Classical Publisher- Make their money on sheet music sales or rentals of music books. Many high school books are rented. Some of those books cost $175 or more.

Full Time Publishers- ex- Sony-BMG, etc. These are old established firms that trace their roots to Tin Pan Alley. They involve film and theater.

Recording Company Affiliates- Publishers that are in some way related to the record company or owned by the same conglomerate. These groups usually don’t give good deals to the artist and songwriters and are in favor of the record company and the publisher.

Independents- Publishers that are not a part of the record company. They are usually smaller companies but still promote their clients.

Artist Owned Companies- Some artist and writers will start their own publishing company to get 100% of all their royalties. Artist owned companies normally have to divide the share of royalties because many artist collaborate with others on their works where a songwriter more likely is the only creator in his/her works.

DBA- Doing Business As- easy way to create a business for yourself. For publishing your own work. Normally get your name registered in your county/state and registered with ASCAP or BMI. Drawbacks is that it is a lot harder to promote your works or to get them well known.

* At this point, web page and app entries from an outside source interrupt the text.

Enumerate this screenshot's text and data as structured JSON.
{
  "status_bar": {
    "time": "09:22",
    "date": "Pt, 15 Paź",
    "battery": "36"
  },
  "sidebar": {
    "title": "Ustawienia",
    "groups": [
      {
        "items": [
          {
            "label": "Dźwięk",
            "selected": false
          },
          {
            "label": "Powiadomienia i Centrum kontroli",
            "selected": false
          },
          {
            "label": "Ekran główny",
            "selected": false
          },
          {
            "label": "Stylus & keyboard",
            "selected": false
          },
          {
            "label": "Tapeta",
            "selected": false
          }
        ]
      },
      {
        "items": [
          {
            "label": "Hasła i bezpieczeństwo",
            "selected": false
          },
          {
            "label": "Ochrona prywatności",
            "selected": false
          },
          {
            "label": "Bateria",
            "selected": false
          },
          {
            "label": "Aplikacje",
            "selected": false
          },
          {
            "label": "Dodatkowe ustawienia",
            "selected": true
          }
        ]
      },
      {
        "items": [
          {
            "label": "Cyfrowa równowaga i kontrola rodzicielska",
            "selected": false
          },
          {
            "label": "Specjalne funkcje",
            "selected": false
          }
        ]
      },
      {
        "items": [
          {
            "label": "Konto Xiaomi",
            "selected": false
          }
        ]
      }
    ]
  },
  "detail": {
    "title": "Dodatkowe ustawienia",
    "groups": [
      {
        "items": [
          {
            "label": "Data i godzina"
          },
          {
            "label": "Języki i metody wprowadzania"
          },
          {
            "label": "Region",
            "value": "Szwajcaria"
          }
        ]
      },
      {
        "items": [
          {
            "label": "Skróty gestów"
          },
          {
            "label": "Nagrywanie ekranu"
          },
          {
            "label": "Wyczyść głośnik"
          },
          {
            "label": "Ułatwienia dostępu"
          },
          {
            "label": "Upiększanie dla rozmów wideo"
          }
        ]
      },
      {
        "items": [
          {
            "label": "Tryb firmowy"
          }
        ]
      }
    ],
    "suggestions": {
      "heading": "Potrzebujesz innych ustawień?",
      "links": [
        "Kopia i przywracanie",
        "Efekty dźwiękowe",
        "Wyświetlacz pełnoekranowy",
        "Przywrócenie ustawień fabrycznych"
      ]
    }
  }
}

Specialty Publisher- Publishers of certain genres. There are publishers that publish only “Christian,” Jazz, New Music (Classical). Some of these groups are smaller divisions of larger companies.

Subpublisher- Smaller companies that usually are just involved with print. Usually enter into a contract with larger publishers to save them the time and effort of making the lead sheets, tabliture and sheet music.

Full Time Publishing Companies-

Royalty Department- Normally head up with an accountant or expert in this field.

Copyright Department- Deals with title ship searches to make sure a song is not already copyrighted. If a copyright is violated it can go to either criminal court of civil court. In criminal courts the fines are usually small, but in civil court there can be large amounts of money fined to the offenders.

Legal or Business Affairs- take care of copyright violations.
Print Publisher-
Rack Jobbers- Stock and distribute materials to retail outlets.
Professional Managers- Push the music to try to get it on commercials

Copyright- The right to make copies of music, literature. To get one you need to apply to the US copyright office. The forms can be found on the internet. This is so you have the ability to sue someone in court. By US law we already own the rights to the music we compose. If we own a work and don’t have a copyright we need to prove that someone had access to our music and that they ripped us off. We also need to prove that we had it first.